Rick Bragg’s memoirs of home and childhood are related but not linear. They sufficiently connect so that readers could start with the newest book, The Prince of Frogtown, then move on to one of the others. Rick Bragg already has many fans in our community. Even now, more than 10 years after its publication, Shoutin’ still garners a waiting list at KPL.
Here’s what readers can look forward to:
With colorful language and emotional honesty, Rick Bragg recounts a turbulent and poverty-stricken childhood in rural Alabama that gave rise to a career in journalism and a Pulitzer Prize for reporting. His book is a sensitive but never self-pitying look at the fruits of his alcoholic father’s abuse and abandonment of the family, and at his mother, who bore the brunt of the pain.
Bragg celebrates his mama’s daddy, Charlie Bundrum, a heroic figure whose life was symbolic of a people and way of life nearly gone today from the Southern landscape. An ode to his grandfather, but also a study of the history and culture of the rural South, richly seasoned with all-but-forgotten lore and language.

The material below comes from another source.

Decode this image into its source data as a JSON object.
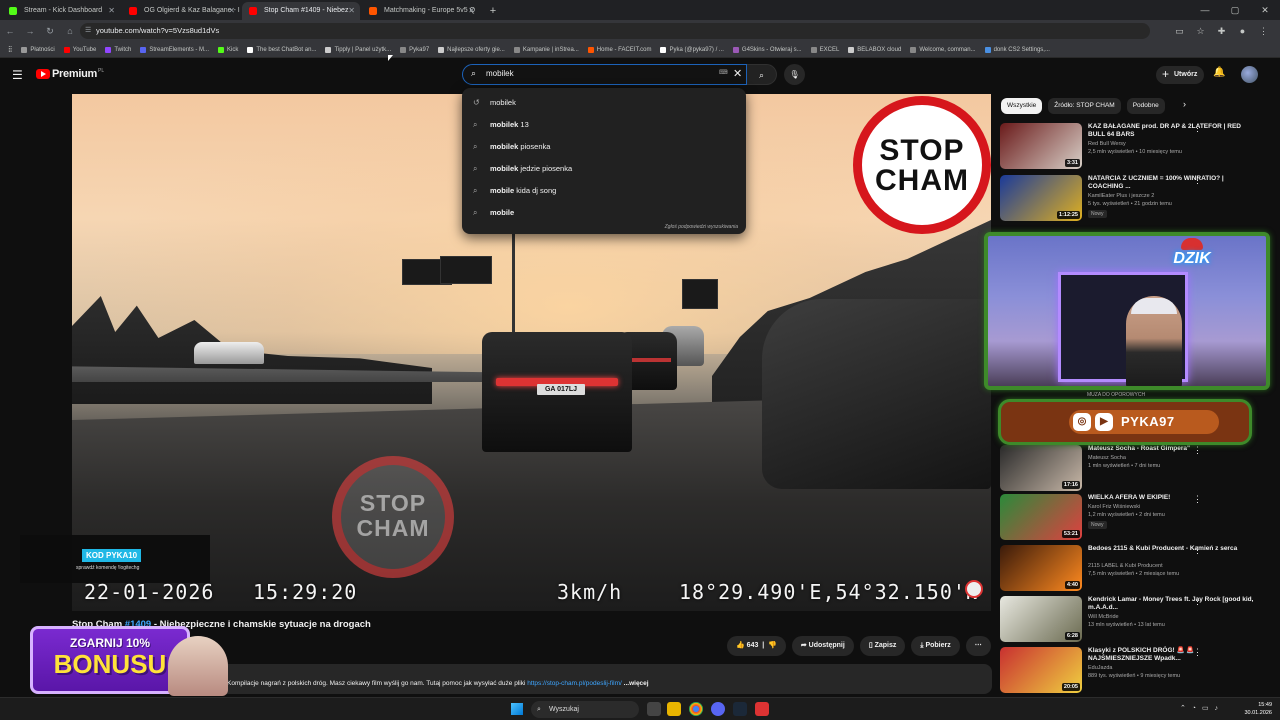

This completes the cycle of Rick Bragg’s stories about his childhood. Bragg was convinced the last thing he wanted was to become a father. Now married and suddenly stepfather to a young boy, Bragg looks back to move forward. Through conversations with people who knew Bragg’s father, he builds a picture of who Charles Bragg really was, searching for shreds of goodness in him. Stories about his father alternate with chapters about the developing relationship with his stepson.